Find all lines in the records that include the word "Alchetron", and copy them out.

[Source records]
[Start of section]

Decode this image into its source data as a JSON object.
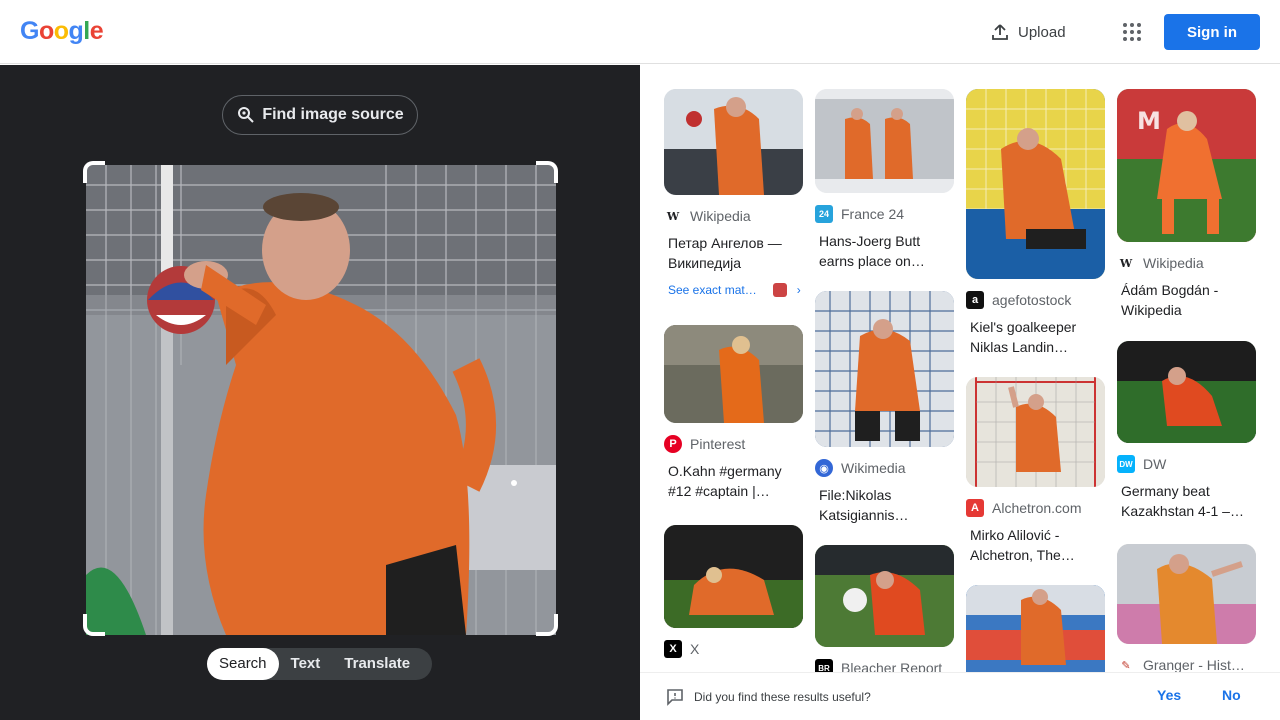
{
  "header": {
    "logo_letters": [
      "G",
      "o",
      "o",
      "g",
      "l",
      "e"
    ],
    "logo_colors": [
      "#4285F4",
      "#EA4335",
      "#FBBC05",
      "#4285F4",
      "#34A853",
      "#EA4335"
    ],
    "upload_label": "Upload",
    "signin_label": "Sign in",
    "apps_icon": "apps-grid-icon"
  },
  "left_panel": {
    "find_source_label": "Find image source",
    "find_source_icon": "lens-search-icon",
    "image_description_icon": "handball-goalkeeper-photo",
    "modes": [
      "Search",
      "Text",
      "Translate"
    ],
    "active_mode": "Search"
  },
  "results": [
    {
      "source": "Wikipedia",
      "favicon": "W",
      "favicon_color": "#ffffff",
      "favicon_text": "#202124",
      "title_l1": "Петар Ангелов —",
      "title_l2": "Википедија",
      "exact": "See exact mat…",
      "thumb_color": "#c9cfd6"
    },
    {
      "source": "Pinterest",
      "favicon": "P",
      "favicon_color": "#e60023",
      "favicon_text": "#ffffff",
      "title_l1": "O.Kahn #germany",
      "title_l2": "#12 #captain |…",
      "thumb_color": "#5b5f4f"
    },
    {
      "source": "X",
      "favicon": "X",
      "favicon_color": "#000000",
      "favicon_text": "#ffffff",
      "title_l1": "",
      "title_l2": "",
      "thumb_color": "#2e4a1c"
    },
    {
      "source": "France 24",
      "favicon": "24",
      "favicon_color": "#27a3dc",
      "favicon_text": "#ffffff",
      "title_l1": "Hans-Joerg Butt",
      "title_l2": "earns place on…",
      "thumb_color": "#b7bcc2"
    },
    {
      "source": "Wikimedia",
      "favicon": "◉",
      "favicon_color": "#3367d6",
      "favicon_text": "#ffffff",
      "title_l1": "File:Nikolas",
      "title_l2": "Katsigiannis…",
      "thumb_color": "#2a4f86"
    },
    {
      "source": "Bleacher Report",
      "favicon": "BR",
      "favicon_color": "#000000",
      "favicon_text": "#ffffff",
      "title_l1": "",
      "title_l2": "",
      "thumb_color": "#3f6a2b"
    },
    {
      "source": "agefotostock",
      "favicon": "a",
      "favicon_color": "#111111",
      "favicon_text": "#ffffff",
      "title_l1": "Kiel's goalkeeper",
      "title_l2": "Niklas Landin…",
      "thumb_color": "#1b5fa6"
    },
    {
      "source": "Alchetron.com",
      "favicon": "A",
      "favicon_color": "#e53935",
      "favicon_text": "#ffffff",
      "title_l1": "Mirko Alilović -",
      "title_l2": "Alchetron, The…",
      "thumb_color": "#c8c3b8"
    },
    {
      "source": "",
      "favicon": "",
      "favicon_color": "#ffffff",
      "favicon_text": "#ffffff",
      "title_l1": "",
      "title_l2": "",
      "thumb_color": "#2c6fb0"
    },
    {
      "source": "Wikipedia",
      "favicon": "W",
      "favicon_color": "#ffffff",
      "favicon_text": "#202124",
      "title_l1": "Ádám Bogdán -",
      "title_l2": "Wikipedia",
      "thumb_color": "#3d7a2f"
    },
    {
      "source": "DW",
      "favicon": "DW",
      "favicon_color": "#05b2fc",
      "favicon_text": "#ffffff",
      "title_l1": "Germany beat",
      "title_l2": "Kazakhstan 4-1 –…",
      "thumb_color": "#2b5c25"
    },
    {
      "source": "Granger - Hist…",
      "favicon": "✎",
      "favicon_color": "#ffffff",
      "favicon_text": "#c0392b",
      "title_l1": "",
      "title_l2": "",
      "thumb_color": "#c9c6c0"
    }
  ],
  "feedback": {
    "question": "Did you find these results useful?",
    "yes": "Yes",
    "no": "No"
  }
}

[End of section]

● **OUTPUT**
      "source": "Alchetron.com",
      "title_l2": "Alchetron, The…",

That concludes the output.